In a recent string of events wherein people have lost their jobs over tweets (Nazis getting called out, a woman flipping off the president while riding her bicycle, employees using their social media as a platform to complain about their jobs, etc.), employers are wondering where to draw the line when it comes to tolerating tweets from their employees.
When Employers Are Wrong
Some employers have had their decisions overturned by the National Labor Relations Board (NLRB). In the case of Mariana Cole-Rivera in 2010, she posted a Facebook status that read: “My fellow co-workers, how do you feel?” The comments were a series of negative statements related mostly to hours and wages. All participants in the thread were fired by their employer.
The NLRB went on to overturn this decision. In other cases, however, where employees have bashed their employer as well as clients, the NLRB upheld the employer’s decision.
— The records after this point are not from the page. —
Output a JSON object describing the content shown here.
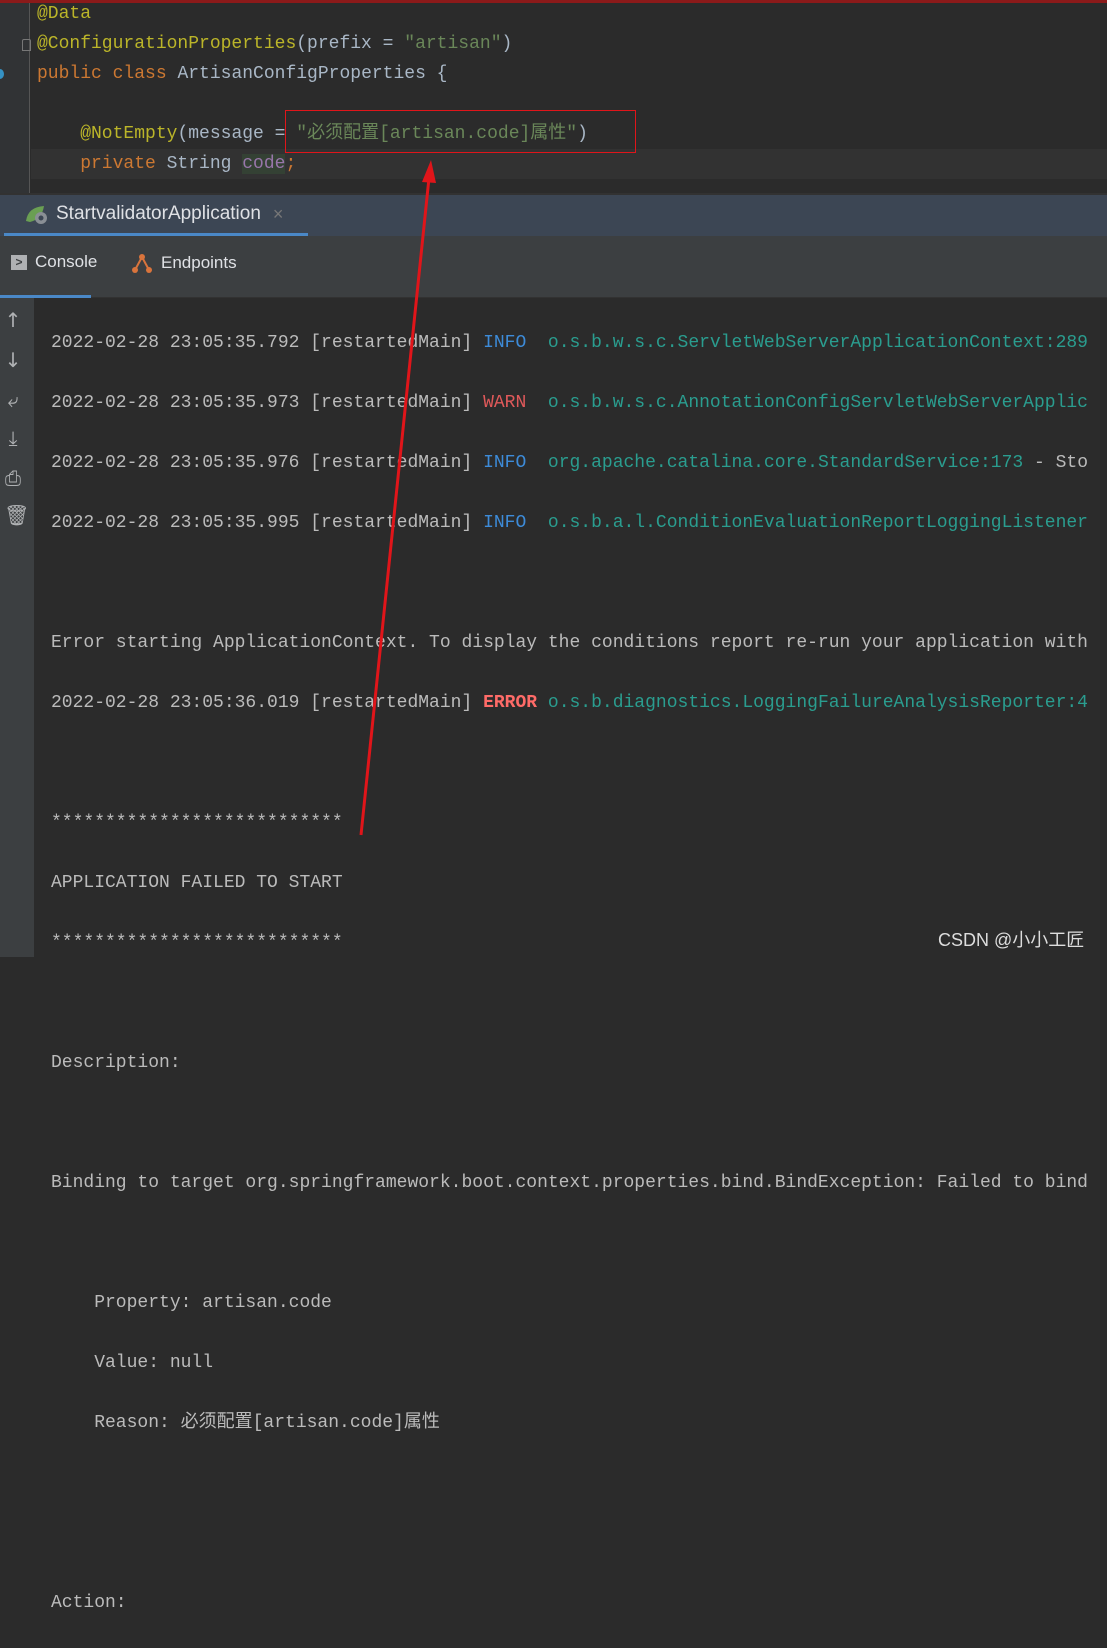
{
  "editor": {
    "lines": {
      "l1": "@Data",
      "l2a": "@ConfigurationProperties",
      "l2b": "(prefix = ",
      "l2c": "\"artisan\"",
      "l2d": ")",
      "l3a": "public class ",
      "l3b": "ArtisanConfigProperties {",
      "l5a": "    @NotEmpty",
      "l5b": "(message = ",
      "l5c": "\"必须配置[artisan.code]属性\"",
      "l5d": ")",
      "l6a": "    private ",
      "l6b": "String ",
      "l6c": "code",
      "l6d": ";"
    }
  },
  "run_tab": {
    "label": "StartvalidatorApplication",
    "close": "×"
  },
  "tool_tabs": {
    "console": "Console",
    "endpoints": "Endpoints"
  },
  "console": {
    "logs": [
      {
        "ts": "2022-02-28 23:05:35.792 [restartedMain] ",
        "level": "INFO ",
        "cls": " o.s.b.w.s.c.ServletWebServerApplicationContext:289",
        "rest": ""
      },
      {
        "ts": "2022-02-28 23:05:35.973 [restartedMain] ",
        "level": "WARN ",
        "cls": " o.s.b.w.s.c.AnnotationConfigServletWebServerApplic",
        "rest": ""
      },
      {
        "ts": "2022-02-28 23:05:35.976 [restartedMain] ",
        "level": "INFO ",
        "cls": " org.apache.catalina.core.StandardService:173",
        "rest": " - Sto"
      },
      {
        "ts": "2022-02-28 23:05:35.995 [restartedMain] ",
        "level": "INFO ",
        "cls": " o.s.b.a.l.ConditionEvaluationReportLoggingListener",
        "rest": ""
      }
    ],
    "error_start": "Error starting ApplicationContext. To display the conditions report re-run your application with",
    "error_log": {
      "ts": "2022-02-28 23:05:36.019 [restartedMain] ",
      "level": "ERROR",
      "cls": " o.s.b.diagnostics.LoggingFailureAnalysisReporter:4"
    },
    "stars": "***************************",
    "failed": "APPLICATION FAILED TO START",
    "description": "Description:",
    "binding": "Binding to target org.springframework.boot.context.properties.bind.BindException: Failed to bind",
    "property": "    Property: artisan.code",
    "value": "    Value: null",
    "reason": "    Reason: 必须配置[artisan.code]属性",
    "action": "Action:"
  },
  "watermark": "CSDN @小小工匠",
  "colors": {
    "annotation_box": "#e0151a",
    "arrow": "#e0151a"
  }
}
This problem is a relatively new one, with social media platforms gaining rapid popularity just over the past decade or so, and the challenge is that there does not seem to be set-in-stone rules about what an employee can or cannot post on their personal profiles. The NLRB is reportedly responding by adapting established free speech rules in the workplace to social media platforms.
Guidelines You Should Follow
According to Lafe Solomon, Acting General Counsel of the NLRB, there are two specific guidelines employers should follow:
- Employer policies should not be so sweeping that they prohibit the kinds of activity protected by federal labor law, such as the discussion of wages or working conditions among employees.
- An employee’s comments on social media are generally not protected if they are mere gripes not made in relation to group activity among employees.
In other words, complaints (whether on social media or elsewhere) geared toward creating a positive change in the workplace are generally accepted, while comments that demean the workplace or others do not have to be tolerated.